- March 28, 2022
- Posted by: Amos Ekow Coffie
- Category: Economics
Government Treasury Bills sale fell massively by 66.8% despite the increase in the Policy Rate by the Bank of Ghana to 17% and the announcement of fiscal measures by the Finance Minister, Ken Ofori-Atta, last week.
According to auctioning results by the Bank of Ghana, government was only able to secure ¢733 million, from a whopping target of ¢2.21 billion.
Government however accepted ¢727.71 million of the sale of the short term securities.
This is coming as a shock because of the expectations that the treasury market will respond positively to the increase in the Bank of Ghana’s base lending rate, same as the reaction of the foreign exchange market.
However, investors did not react as total amount purchased did not even meet half of the targeted amount of ¢2.210 billion.
Perhaps, the investors largely banks believe the increase in the yield of the short term securities did not correspond to the surge in the Policy Rate.
All the treasury instruments were sold below the Policy Rate of 17%.
A cursory look at the results showed that the investors who bought the T-bills rather went in for the 91-day and one-year bills because their interest rates were relatively better.
A little above 434 million was mobilized from the sale of the 91-day T-bills at an interest rate of 14.14%, while 222.37 million was secured from the auctioning of the one-year bill at a yield of 17.10%. 72.65 million were however mobilized from the sale of the 182-day T bills at an interest rate of 14.51%.
Before Friday, 25th March, 2022, the interest rates of the 91-day, 182-day and 1-year bills were going for 13.415%, 13.609% and 16.915%.
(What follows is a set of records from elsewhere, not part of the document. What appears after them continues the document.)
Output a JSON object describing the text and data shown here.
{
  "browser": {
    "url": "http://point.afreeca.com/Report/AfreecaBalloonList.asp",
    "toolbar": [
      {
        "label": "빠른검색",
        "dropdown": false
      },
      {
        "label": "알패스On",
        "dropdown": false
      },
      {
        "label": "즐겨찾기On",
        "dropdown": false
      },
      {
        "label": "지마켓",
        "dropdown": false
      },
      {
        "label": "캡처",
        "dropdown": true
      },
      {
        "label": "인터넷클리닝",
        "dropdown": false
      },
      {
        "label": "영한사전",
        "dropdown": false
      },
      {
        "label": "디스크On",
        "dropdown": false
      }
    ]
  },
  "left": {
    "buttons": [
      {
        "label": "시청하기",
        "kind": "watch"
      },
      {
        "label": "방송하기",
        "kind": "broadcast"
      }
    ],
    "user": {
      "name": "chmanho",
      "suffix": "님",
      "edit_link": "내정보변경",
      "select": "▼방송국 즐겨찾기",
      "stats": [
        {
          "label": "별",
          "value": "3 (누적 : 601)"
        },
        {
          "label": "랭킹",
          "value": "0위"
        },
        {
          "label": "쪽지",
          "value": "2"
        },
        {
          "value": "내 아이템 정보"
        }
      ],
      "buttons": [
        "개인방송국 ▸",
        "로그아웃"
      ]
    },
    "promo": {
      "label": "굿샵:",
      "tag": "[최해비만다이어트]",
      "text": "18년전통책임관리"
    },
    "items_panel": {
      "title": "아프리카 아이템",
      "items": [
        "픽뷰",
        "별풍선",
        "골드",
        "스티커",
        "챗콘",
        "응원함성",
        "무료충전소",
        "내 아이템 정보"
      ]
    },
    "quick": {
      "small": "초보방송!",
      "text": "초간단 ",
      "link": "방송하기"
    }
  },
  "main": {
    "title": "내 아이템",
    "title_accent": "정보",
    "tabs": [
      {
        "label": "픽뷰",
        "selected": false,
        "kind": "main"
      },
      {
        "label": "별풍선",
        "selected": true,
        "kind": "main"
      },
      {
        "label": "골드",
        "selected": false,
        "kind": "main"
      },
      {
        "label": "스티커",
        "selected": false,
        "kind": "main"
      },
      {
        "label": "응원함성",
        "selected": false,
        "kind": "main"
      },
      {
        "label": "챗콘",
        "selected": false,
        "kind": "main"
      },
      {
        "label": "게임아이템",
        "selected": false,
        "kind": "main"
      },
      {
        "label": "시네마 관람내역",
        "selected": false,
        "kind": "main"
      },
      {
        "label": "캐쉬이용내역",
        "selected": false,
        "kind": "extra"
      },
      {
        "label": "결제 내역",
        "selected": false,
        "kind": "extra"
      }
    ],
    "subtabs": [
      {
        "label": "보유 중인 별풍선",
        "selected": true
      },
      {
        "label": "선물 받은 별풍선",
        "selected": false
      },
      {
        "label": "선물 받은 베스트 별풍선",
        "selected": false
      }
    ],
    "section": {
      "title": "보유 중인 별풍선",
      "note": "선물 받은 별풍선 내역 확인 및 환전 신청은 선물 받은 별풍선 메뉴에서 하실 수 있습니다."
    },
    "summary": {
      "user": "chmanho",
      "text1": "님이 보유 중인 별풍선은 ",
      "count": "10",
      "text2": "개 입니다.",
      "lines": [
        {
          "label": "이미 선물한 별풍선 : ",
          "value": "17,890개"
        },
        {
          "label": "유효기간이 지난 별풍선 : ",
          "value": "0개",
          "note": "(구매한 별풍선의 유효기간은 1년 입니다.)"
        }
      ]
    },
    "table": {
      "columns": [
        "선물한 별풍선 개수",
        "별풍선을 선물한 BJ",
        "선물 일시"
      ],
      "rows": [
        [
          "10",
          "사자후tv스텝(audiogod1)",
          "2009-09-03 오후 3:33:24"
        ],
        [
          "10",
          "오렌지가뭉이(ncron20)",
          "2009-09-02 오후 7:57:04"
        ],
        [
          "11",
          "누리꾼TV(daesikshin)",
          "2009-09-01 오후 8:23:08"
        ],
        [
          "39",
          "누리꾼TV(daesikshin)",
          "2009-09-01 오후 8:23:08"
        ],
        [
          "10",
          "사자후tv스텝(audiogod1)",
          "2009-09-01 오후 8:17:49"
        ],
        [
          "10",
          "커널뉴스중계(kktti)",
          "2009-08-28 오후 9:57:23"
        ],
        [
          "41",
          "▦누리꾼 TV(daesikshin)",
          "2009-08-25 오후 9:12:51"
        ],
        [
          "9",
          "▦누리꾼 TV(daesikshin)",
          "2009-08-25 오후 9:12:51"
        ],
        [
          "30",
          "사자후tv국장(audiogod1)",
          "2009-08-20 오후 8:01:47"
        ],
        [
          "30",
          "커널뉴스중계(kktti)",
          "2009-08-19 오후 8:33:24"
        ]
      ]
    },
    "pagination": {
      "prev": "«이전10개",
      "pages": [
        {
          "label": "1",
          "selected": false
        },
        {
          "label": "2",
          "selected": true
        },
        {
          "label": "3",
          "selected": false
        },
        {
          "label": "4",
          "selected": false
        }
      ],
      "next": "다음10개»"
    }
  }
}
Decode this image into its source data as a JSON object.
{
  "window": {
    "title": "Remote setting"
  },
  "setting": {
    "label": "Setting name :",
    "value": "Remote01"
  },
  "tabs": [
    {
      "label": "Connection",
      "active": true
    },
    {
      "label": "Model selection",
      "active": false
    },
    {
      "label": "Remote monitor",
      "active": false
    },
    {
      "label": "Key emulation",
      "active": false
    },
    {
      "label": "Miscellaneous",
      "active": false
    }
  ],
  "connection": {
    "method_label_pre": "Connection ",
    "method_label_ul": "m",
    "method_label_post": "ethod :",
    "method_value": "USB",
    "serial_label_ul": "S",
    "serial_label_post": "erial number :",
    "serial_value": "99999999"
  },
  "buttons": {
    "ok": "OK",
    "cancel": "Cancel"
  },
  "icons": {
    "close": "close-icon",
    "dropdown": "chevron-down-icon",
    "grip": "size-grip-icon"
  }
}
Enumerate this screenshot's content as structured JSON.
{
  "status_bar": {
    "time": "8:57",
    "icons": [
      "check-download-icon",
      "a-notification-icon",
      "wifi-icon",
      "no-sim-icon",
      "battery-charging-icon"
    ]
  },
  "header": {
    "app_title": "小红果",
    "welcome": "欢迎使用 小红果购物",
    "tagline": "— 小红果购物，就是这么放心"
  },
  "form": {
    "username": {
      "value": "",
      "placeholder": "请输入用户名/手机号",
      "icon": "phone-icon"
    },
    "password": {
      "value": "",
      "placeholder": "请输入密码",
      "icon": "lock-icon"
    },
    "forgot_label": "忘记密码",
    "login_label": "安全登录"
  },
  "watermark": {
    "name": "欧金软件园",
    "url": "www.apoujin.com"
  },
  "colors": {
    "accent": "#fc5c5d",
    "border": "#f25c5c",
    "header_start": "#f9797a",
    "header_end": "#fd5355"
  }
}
Despite the decline in the sale of the T-Bills, it is the hope that the situation will change when this week’s auctioning is held on Friday, 1st April 2022.